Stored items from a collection
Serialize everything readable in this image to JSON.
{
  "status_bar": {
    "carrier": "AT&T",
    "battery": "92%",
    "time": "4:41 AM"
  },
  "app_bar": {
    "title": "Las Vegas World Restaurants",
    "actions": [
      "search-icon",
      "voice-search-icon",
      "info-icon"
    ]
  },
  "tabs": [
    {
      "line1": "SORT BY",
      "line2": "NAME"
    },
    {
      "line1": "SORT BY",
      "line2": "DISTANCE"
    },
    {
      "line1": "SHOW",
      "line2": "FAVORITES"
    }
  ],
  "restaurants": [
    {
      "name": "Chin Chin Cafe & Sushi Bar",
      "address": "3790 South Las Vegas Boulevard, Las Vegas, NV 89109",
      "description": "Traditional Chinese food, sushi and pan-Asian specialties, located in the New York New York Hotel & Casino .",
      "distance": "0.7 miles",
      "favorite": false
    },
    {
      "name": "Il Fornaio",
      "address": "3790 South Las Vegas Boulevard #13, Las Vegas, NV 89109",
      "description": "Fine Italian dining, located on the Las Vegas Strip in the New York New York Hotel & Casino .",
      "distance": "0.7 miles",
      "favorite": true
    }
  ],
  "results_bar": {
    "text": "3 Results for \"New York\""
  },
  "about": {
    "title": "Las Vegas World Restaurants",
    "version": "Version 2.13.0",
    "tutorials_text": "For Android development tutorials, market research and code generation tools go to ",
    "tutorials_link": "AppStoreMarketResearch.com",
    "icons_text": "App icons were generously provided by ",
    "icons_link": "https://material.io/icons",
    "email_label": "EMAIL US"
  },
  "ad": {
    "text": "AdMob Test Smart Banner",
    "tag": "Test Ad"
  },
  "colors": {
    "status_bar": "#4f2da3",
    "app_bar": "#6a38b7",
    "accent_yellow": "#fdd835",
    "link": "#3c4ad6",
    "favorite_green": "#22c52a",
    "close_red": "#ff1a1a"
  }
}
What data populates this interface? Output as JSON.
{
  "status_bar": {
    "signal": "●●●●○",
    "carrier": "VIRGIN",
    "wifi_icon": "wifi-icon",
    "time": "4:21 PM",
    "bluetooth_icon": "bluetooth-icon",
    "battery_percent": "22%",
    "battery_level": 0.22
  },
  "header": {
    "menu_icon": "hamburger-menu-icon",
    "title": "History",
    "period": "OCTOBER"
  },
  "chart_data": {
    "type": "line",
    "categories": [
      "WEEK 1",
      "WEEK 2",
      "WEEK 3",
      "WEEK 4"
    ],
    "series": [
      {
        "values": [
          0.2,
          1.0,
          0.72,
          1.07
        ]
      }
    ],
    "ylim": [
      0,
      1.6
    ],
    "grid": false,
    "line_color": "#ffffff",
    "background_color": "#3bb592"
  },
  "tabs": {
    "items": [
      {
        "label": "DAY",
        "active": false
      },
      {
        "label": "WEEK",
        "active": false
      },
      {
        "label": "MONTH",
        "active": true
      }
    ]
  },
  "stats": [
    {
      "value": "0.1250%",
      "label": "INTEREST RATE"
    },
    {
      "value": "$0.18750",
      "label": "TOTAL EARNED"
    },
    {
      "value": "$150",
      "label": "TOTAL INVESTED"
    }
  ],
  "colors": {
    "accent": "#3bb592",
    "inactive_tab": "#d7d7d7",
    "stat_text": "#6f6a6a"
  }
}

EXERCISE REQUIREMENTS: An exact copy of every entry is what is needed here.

TASK RESPONSE:
Serialize everything readable in this image to JSON.
{
  "status_bar": {
    "carrier": "AT&T",
    "battery": "92%",
    "time": "4:41 AM"
  },
  "app_bar": {
    "title": "Las Vegas World Restaurants",
    "actions": [
      "search-icon",
      "voice-search-icon",
      "info-icon"
    ]
  },
  "tabs": [
    {
      "line1": "SORT BY",
      "line2": "NAME"
    },
    {
      "line1": "SORT BY",
      "line2": "DISTANCE"
    },
    {
      "line1": "SHOW",
      "line2": "FAVORITES"
    }
  ],
  "restaurants": [
    {
      "name": "Chin Chin Cafe & Sushi Bar",
      "address": "3790 South Las Vegas Boulevard, Las Vegas, NV 89109",
      "description": "Traditional Chinese food, sushi and pan-Asian specialties, located in the New York New York Hotel & Casino .",
      "distance": "0.7 miles",
      "favorite": false
    },
    {
      "name": "Il Fornaio",
      "address": "3790 South Las Vegas Boulevard #13, Las Vegas, NV 89109",
      "description": "Fine Italian dining, located on the Las Vegas Strip in the New York New York Hotel & Casino .",
      "distance": "0.7 miles",
      "favorite": true
    }
  ],
  "results_bar": {
    "text": "3 Results for \"New York\""
  },
  "about": {
    "title": "Las Vegas World Restaurants",
    "version": "Version 2.13.0",
    "tutorials_text": "For Android development tutorials, market research and code generation tools go to ",
    "tutorials_link": "AppStoreMarketResearch.com",
    "icons_text": "App icons were generously provided by ",
    "icons_link": "https://material.io/icons",
    "email_label": "EMAIL US"
  },
  "ad": {
    "text": "AdMob Test Smart Banner",
    "tag": "Test Ad"
  },
  "colors": {
    "status_bar": "#4f2da3",
    "app_bar": "#6a38b7",
    "accent_yellow": "#fdd835",
    "link": "#3c4ad6",
    "favorite_green": "#22c52a",
    "close_red": "#ff1a1a"
  }
}
What data populates this interface? Output as JSON.
{
  "status_bar": {
    "signal": "●●●●○",
    "carrier": "VIRGIN",
    "wifi_icon": "wifi-icon",
    "time": "4:21 PM",
    "bluetooth_icon": "bluetooth-icon",
    "battery_percent": "22%",
    "battery_level": 0.22
  },
  "header": {
    "menu_icon": "hamburger-menu-icon",
    "title": "History",
    "period": "OCTOBER"
  },
  "chart_data": {
    "type": "line",
    "categories": [
      "WEEK 1",
      "WEEK 2",
      "WEEK 3",
      "WEEK 4"
    ],
    "series": [
      {
        "values": [
          0.2,
          1.0,
          0.72,
          1.07
        ]
      }
    ],
    "ylim": [
      0,
      1.6
    ],
    "grid": false,
    "line_color": "#ffffff",
    "background_color": "#3bb592"
  },
  "tabs": {
    "items": [
      {
        "label": "DAY",
        "active": false
      },
      {
        "label": "WEEK",
        "active": false
      },
      {
        "label": "MONTH",
        "active": true
      }
    ]
  },
  "stats": [
    {
      "value": "0.1250%",
      "label": "INTEREST RATE"
    },
    {
      "value": "$0.18750",
      "label": "TOTAL EARNED"
    },
    {
      "value": "$150",
      "label": "TOTAL INVESTED"
    }
  ],
  "colors": {
    "accent": "#3bb592",
    "inactive_tab": "#d7d7d7",
    "stat_text": "#6f6a6a"
  }
}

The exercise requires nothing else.